[Dataset rows for apps and sites]
* * * * * * *
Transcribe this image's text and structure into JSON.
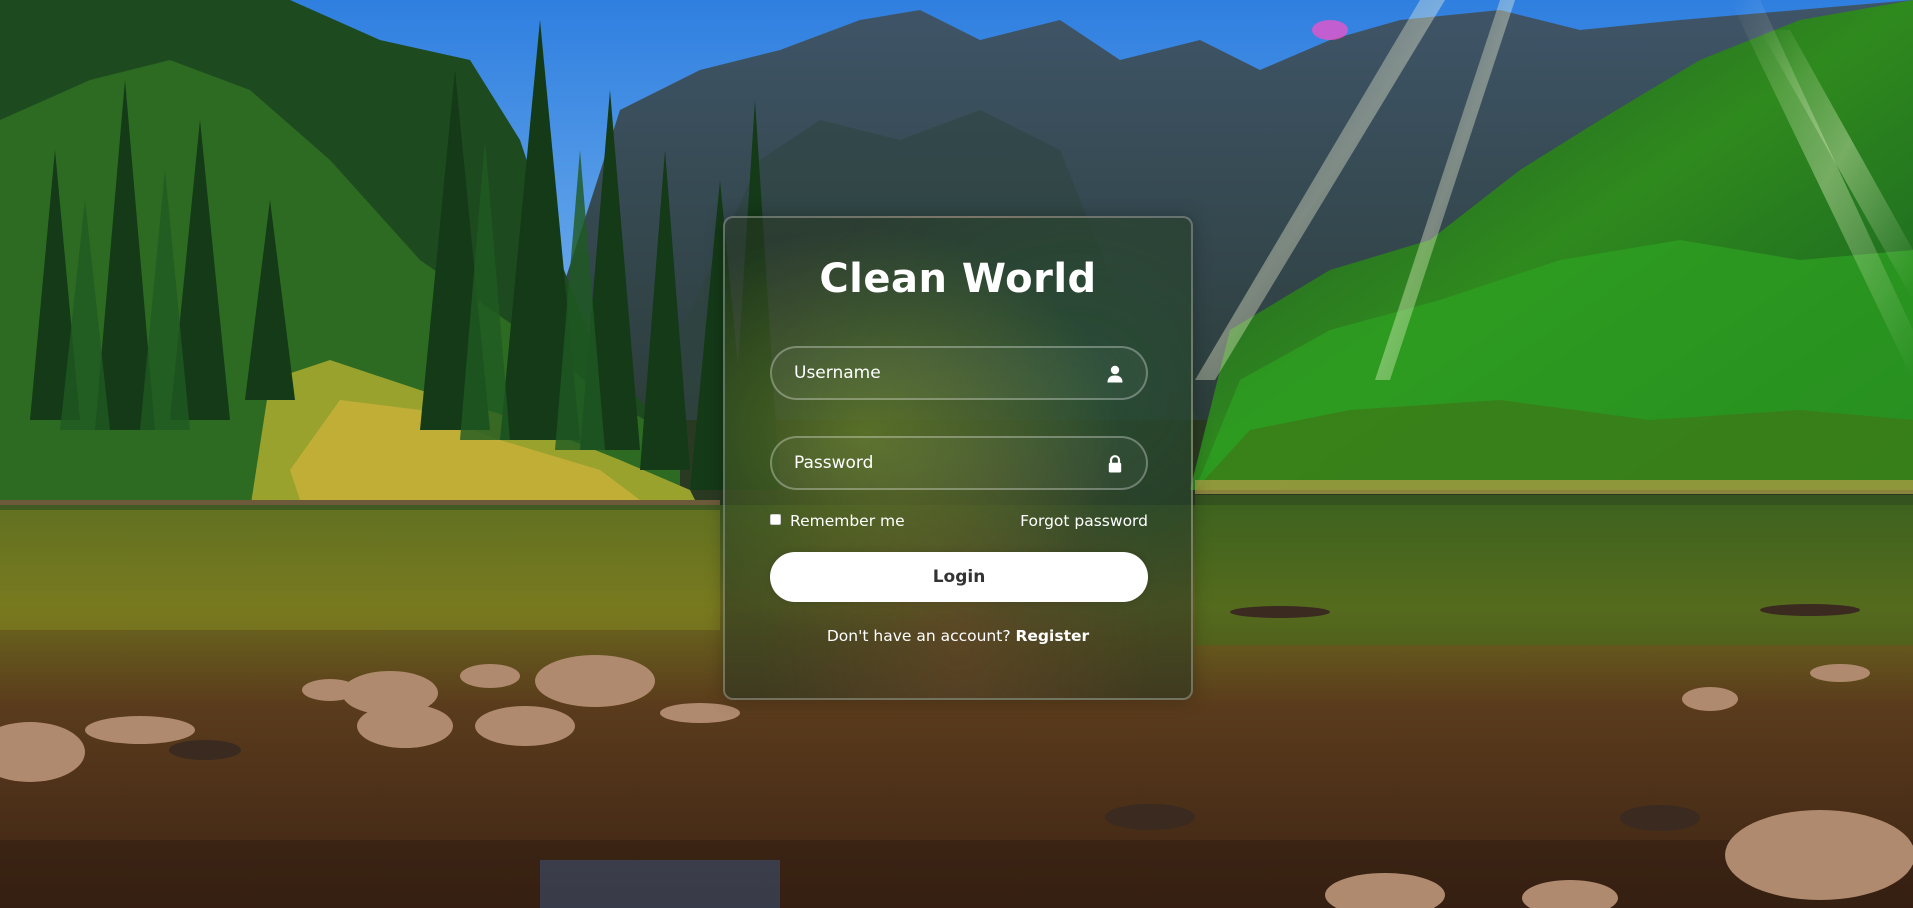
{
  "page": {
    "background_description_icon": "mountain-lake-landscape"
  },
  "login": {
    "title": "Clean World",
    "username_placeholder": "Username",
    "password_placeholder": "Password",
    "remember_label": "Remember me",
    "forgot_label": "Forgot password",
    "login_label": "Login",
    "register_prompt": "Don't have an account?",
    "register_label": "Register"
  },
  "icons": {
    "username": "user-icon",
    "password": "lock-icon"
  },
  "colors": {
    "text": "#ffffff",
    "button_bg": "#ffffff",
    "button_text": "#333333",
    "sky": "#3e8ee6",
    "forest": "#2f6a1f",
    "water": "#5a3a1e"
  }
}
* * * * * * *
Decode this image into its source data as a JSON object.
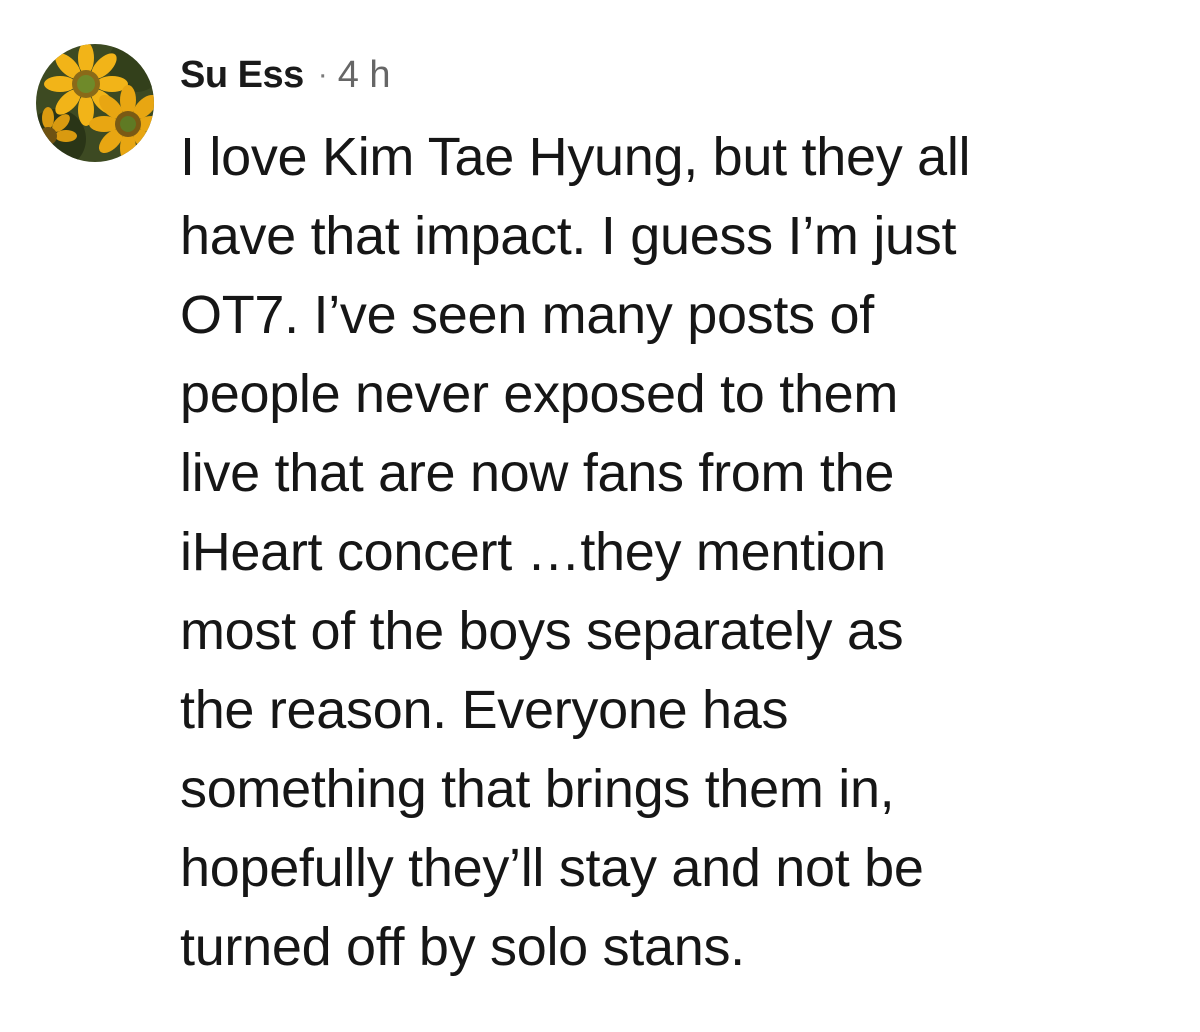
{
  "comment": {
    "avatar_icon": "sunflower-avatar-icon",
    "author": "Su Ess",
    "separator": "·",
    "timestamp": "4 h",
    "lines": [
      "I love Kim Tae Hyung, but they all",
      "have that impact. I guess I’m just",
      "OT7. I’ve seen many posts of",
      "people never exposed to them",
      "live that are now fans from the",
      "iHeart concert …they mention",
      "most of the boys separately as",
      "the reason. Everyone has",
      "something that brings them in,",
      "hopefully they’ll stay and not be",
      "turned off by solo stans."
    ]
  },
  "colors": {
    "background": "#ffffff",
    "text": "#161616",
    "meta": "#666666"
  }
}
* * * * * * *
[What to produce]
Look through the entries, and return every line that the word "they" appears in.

[Answer section]
      "I love Kim Tae Hyung, but they all",
      "iHeart concert …they mention",
      "hopefully they’ll stay and not be",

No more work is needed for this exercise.